Provided records:
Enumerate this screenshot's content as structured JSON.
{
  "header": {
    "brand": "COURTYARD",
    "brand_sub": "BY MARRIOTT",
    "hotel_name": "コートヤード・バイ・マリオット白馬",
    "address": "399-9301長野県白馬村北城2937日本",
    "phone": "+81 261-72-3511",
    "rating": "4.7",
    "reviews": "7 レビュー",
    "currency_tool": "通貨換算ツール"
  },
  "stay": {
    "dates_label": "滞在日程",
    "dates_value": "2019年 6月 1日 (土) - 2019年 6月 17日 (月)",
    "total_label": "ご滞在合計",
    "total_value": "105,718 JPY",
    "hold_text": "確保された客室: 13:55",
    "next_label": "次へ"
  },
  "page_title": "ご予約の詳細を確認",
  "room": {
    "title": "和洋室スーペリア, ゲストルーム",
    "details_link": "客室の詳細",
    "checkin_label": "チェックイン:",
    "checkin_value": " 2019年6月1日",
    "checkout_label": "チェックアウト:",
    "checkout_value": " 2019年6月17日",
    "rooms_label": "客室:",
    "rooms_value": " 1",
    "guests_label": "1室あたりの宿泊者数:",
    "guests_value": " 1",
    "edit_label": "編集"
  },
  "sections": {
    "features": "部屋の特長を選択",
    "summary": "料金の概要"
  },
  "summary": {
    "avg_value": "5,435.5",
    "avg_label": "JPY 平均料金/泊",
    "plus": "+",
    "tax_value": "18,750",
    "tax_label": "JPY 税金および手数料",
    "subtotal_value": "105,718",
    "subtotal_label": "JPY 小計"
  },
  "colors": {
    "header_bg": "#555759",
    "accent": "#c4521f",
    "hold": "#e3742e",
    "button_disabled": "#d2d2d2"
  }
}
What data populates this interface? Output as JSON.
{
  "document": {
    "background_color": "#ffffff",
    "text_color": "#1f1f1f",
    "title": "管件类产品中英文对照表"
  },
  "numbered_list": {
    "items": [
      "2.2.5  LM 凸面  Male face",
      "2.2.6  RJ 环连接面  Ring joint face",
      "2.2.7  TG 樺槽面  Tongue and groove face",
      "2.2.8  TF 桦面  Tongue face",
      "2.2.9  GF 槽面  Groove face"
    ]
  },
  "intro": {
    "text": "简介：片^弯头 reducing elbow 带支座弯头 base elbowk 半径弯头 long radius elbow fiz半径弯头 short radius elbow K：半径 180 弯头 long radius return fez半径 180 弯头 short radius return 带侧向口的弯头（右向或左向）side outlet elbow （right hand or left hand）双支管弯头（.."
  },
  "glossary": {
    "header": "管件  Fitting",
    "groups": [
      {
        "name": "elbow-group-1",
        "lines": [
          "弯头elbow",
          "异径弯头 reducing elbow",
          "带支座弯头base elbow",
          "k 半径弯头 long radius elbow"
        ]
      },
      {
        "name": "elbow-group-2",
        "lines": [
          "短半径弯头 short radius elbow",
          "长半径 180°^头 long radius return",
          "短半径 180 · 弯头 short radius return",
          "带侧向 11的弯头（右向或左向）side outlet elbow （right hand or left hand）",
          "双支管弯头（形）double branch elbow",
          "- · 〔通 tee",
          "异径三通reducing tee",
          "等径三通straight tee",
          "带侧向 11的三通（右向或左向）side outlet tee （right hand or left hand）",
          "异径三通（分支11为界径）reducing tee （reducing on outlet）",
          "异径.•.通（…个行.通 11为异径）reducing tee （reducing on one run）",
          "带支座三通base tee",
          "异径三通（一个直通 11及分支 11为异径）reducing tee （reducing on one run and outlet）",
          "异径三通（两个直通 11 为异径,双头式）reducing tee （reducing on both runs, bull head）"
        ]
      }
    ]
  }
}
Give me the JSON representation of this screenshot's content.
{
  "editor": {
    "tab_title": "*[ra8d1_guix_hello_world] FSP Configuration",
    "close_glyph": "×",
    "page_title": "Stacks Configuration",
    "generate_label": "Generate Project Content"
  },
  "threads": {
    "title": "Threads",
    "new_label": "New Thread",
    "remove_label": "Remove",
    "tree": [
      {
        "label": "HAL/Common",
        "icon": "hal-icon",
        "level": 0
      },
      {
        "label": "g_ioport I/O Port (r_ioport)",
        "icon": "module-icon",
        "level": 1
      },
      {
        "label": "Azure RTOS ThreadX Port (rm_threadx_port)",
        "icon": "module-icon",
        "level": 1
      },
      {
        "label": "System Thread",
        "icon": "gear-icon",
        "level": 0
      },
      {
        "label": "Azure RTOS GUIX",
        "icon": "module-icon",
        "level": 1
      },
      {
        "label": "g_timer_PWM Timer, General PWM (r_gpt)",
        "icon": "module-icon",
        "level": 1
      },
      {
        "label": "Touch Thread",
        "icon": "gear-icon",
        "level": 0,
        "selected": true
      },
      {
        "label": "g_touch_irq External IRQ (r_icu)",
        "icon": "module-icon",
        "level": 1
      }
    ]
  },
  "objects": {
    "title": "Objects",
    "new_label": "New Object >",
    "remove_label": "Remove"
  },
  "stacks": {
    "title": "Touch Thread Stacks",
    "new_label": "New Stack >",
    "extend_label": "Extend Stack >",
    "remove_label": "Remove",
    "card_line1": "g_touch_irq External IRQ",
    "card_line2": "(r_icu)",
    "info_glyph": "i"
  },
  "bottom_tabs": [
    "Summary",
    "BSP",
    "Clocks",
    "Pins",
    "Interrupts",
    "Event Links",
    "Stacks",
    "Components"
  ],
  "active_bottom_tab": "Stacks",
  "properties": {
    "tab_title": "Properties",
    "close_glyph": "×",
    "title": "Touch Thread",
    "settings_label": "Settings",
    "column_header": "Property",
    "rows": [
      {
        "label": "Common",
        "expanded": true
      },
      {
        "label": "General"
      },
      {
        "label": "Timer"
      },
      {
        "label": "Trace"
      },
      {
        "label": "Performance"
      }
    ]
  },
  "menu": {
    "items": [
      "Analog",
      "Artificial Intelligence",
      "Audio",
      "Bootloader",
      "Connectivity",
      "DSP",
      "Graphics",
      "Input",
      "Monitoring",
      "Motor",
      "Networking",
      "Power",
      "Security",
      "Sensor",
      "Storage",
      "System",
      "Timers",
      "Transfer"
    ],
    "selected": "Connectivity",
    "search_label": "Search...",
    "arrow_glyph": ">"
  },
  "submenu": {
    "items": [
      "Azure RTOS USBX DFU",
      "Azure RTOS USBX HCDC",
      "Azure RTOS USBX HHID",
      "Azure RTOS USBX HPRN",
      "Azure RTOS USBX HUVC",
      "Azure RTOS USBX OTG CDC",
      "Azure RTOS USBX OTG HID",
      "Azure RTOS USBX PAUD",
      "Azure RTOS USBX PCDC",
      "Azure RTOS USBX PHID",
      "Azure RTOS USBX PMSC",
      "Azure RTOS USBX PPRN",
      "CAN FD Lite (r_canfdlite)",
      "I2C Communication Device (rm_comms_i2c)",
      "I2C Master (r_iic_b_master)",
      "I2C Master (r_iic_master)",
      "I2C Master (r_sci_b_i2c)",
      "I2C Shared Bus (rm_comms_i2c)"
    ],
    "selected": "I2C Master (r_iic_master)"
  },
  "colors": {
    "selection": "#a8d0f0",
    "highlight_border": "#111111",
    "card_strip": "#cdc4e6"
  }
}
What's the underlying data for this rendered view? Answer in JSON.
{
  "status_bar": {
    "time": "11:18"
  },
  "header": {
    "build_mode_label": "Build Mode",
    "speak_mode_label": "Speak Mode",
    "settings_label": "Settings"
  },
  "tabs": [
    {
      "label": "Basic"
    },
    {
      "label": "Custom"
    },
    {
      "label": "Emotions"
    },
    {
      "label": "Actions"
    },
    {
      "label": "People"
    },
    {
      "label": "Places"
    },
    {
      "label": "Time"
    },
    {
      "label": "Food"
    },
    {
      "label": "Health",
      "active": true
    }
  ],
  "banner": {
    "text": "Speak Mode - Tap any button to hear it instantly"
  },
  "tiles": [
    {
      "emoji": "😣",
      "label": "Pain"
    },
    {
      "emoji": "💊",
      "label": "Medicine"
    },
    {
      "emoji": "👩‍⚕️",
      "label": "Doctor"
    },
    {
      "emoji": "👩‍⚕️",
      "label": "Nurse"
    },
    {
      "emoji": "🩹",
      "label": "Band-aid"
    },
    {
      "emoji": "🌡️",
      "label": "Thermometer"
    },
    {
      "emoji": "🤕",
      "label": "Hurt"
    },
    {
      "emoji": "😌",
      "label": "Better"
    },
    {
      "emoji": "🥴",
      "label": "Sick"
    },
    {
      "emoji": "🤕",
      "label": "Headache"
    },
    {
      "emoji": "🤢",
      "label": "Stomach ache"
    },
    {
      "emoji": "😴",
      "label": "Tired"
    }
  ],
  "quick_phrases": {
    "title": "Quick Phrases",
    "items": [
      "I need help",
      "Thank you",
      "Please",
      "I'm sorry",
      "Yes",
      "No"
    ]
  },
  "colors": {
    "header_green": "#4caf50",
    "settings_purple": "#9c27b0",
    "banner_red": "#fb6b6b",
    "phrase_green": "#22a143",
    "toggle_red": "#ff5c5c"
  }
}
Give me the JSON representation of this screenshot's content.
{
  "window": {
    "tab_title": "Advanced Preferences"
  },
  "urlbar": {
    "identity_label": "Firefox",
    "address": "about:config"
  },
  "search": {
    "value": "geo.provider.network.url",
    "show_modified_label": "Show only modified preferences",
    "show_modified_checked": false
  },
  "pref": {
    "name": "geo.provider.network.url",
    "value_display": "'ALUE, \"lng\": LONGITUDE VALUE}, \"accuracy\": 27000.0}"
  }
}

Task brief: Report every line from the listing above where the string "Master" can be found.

Task response:
      "I2C Master (r_iic_b_master)",
      "I2C Master (r_iic_master)",
      "I2C Master (r_sci_b_i2c)",
    "selected": "I2C Master (r_iic_master)"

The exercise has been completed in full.